=== Section Start ===

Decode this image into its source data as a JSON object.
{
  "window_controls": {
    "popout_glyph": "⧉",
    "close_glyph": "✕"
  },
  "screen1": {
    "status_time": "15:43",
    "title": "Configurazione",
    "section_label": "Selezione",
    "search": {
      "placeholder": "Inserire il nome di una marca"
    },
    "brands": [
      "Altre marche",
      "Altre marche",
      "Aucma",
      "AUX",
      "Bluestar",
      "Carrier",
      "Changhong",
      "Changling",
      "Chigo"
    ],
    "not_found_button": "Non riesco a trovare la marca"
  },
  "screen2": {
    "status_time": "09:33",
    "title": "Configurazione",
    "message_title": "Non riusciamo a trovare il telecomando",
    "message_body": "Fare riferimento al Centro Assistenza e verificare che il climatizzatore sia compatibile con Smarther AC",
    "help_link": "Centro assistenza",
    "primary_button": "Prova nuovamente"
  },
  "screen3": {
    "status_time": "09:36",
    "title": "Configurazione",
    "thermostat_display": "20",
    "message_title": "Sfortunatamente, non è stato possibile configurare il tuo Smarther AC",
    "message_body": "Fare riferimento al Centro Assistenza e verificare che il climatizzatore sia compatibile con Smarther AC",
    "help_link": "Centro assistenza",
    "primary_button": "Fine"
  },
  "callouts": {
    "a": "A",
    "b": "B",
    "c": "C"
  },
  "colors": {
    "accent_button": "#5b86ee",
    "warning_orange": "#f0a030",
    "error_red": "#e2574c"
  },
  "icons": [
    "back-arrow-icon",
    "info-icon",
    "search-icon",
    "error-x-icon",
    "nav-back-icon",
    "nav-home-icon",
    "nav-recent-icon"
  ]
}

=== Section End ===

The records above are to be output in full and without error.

• **Output of the task**:
Decode this image into its source data as a JSON object.
{
  "window_controls": {
    "popout_glyph": "⧉",
    "close_glyph": "✕"
  },
  "screen1": {
    "status_time": "15:43",
    "title": "Configurazione",
    "section_label": "Selezione",
    "search": {
      "placeholder": "Inserire il nome di una marca"
    },
    "brands": [
      "Altre marche",
      "Altre marche",
      "Aucma",
      "AUX",
      "Bluestar",
      "Carrier",
      "Changhong",
      "Changling",
      "Chigo"
    ],
    "not_found_button": "Non riesco a trovare la marca"
  },
  "screen2": {
    "status_time": "09:33",
    "title": "Configurazione",
    "message_title": "Non riusciamo a trovare il telecomando",
    "message_body": "Fare riferimento al Centro Assistenza e verificare che il climatizzatore sia compatibile con Smarther AC",
    "help_link": "Centro assistenza",
    "primary_button": "Prova nuovamente"
  },
  "screen3": {
    "status_time": "09:36",
    "title": "Configurazione",
    "thermostat_display": "20",
    "message_title": "Sfortunatamente, non è stato possibile configurare il tuo Smarther AC",
    "message_body": "Fare riferimento al Centro Assistenza e verificare che il climatizzatore sia compatibile con Smarther AC",
    "help_link": "Centro assistenza",
    "primary_button": "Fine"
  },
  "callouts": {
    "a": "A",
    "b": "B",
    "c": "C"
  },
  "colors": {
    "accent_button": "#5b86ee",
    "warning_orange": "#f0a030",
    "error_red": "#e2574c"
  },
  "icons": [
    "back-arrow-icon",
    "info-icon",
    "search-icon",
    "error-x-icon",
    "nav-back-icon",
    "nav-home-icon",
    "nav-recent-icon"
  ]
}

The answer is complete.